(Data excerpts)
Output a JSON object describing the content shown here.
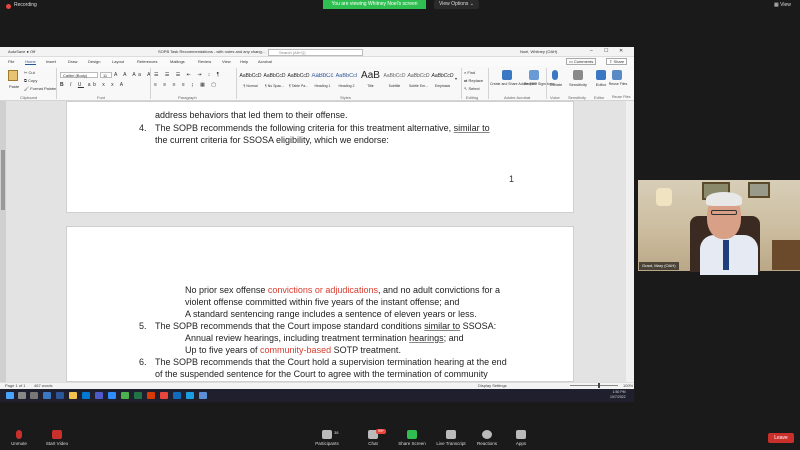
{
  "zoom_top": {
    "recording_label": "Recording",
    "share_banner": "You are viewing Whitney Noel's screen",
    "view_options": "View Options",
    "view_right": "View"
  },
  "word": {
    "autosave": "AutoSave ● Off",
    "title": "SOPB Task Recommendations - with notes and any chang...",
    "search_placeholder": "Search (Alt+Q)",
    "user": "Noel, Whitney (OAH)",
    "tabs": [
      "File",
      "Home",
      "Insert",
      "Draw",
      "Design",
      "Layout",
      "References",
      "Mailings",
      "Review",
      "View",
      "Help",
      "Acrobat"
    ],
    "active_tab": "Home",
    "comments": "Comments",
    "share": "Share",
    "font_name": "Calibri (Body)",
    "font_size": "11",
    "paste": "Paste",
    "cut": "Cut",
    "copy": "Copy",
    "format_painter": "Format Painter",
    "groups": [
      "Clipboard",
      "Font",
      "Paragraph",
      "Styles",
      "Editing",
      "Adobe Acrobat",
      "Voice",
      "Sensitivity",
      "Editor",
      "Reuse Files"
    ],
    "styles": [
      {
        "sample": "AaBbCcD",
        "name": "¶ Normal"
      },
      {
        "sample": "AaBbCcD",
        "name": "¶ No Spac..."
      },
      {
        "sample": "AaBbCcD",
        "name": "¶ Table Pa..."
      },
      {
        "sample": "AaBbCc",
        "name": "Heading 1"
      },
      {
        "sample": "AaBbCcI",
        "name": "Heading 2"
      },
      {
        "sample": "AaB",
        "name": "Title"
      },
      {
        "sample": "AaBbCcD",
        "name": "Subtitle"
      },
      {
        "sample": "AaBbCcD",
        "name": "Subtle Em..."
      },
      {
        "sample": "AaBbCcD",
        "name": "Emphasis"
      }
    ],
    "find": "Find",
    "replace": "Replace",
    "select": "Select",
    "create_share": "Create and Share Adobe PDF",
    "request_signatures": "Request Signatures",
    "dictate": "Dictate",
    "sensitivity": "Sensitivity",
    "editor": "Editor",
    "reuse_files": "Reuse Files"
  },
  "document": {
    "page1_lines": [
      {
        "text": "address behaviors that led them to their offense."
      },
      {
        "num": "4.",
        "text_a": "The SOPB recommends the following criteria for this treatment alternative, ",
        "text_ul": "similar to"
      },
      {
        "text": "the current criteria for SSOSA eligibility, which we endorse:"
      }
    ],
    "page_number": "1",
    "page2_lines": [
      {
        "a": "No prior sex offense ",
        "red": "convictions or adjudications",
        "b": ", and no adult convictions for a"
      },
      {
        "text": "violent offense committed within five years of the instant offense; and"
      },
      {
        "text": "A standard sentencing range includes a sentence of eleven years or less."
      },
      {
        "num": "5.",
        "a": "The SOPB recommends that the Court impose standard conditions ",
        "ul": "similar to",
        "b": " SSOSA:"
      },
      {
        "a": "Annual review hearings, including treatment termination ",
        "ul": "hearings",
        "b": "; and"
      },
      {
        "a": "Up to five years of ",
        "red": "community-based",
        "b": " SOTP treatment."
      },
      {
        "num": "6.",
        "text": "The SOPB recommends that the Court hold a supervision termination hearing at the end"
      },
      {
        "text": "of the suspended sentence for the Court to agree with the termination of community"
      }
    ]
  },
  "status": {
    "page": "Page 1 of 1",
    "words": "467 words",
    "focus": "Display Settings",
    "zoom": "100%"
  },
  "taskbar": {
    "time": "1:50 PM",
    "date": "10/7/2022"
  },
  "video": {
    "participant_name": "Grant, Mary (OAH)"
  },
  "zoom_bottom": {
    "buttons": [
      "Unmute",
      "Start Video",
      "Participants",
      "Chat",
      "Share Screen",
      "Live Transcript",
      "Reactions",
      "Apps"
    ],
    "participants_count": "38",
    "chat_badge": "99+",
    "leave": "Leave"
  },
  "colors": {
    "share_banner": "#2fbf50",
    "word_accent": "#2b579a",
    "leave": "#c9302c",
    "red_text": "#d83b2e"
  }
}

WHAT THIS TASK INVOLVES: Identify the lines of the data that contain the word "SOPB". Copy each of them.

RESPONSE TO THIS EXERCISE:
    "title": "SOPB Task Recommendations - with notes and any chang...",
        "text_a": "The SOPB recommends the following criteria for this treatment alternative, ",
        "a": "The SOPB recommends that the Court impose standard conditions ",
        "text": "The SOPB recommends that the Court hold a supervision termination hearing at the end"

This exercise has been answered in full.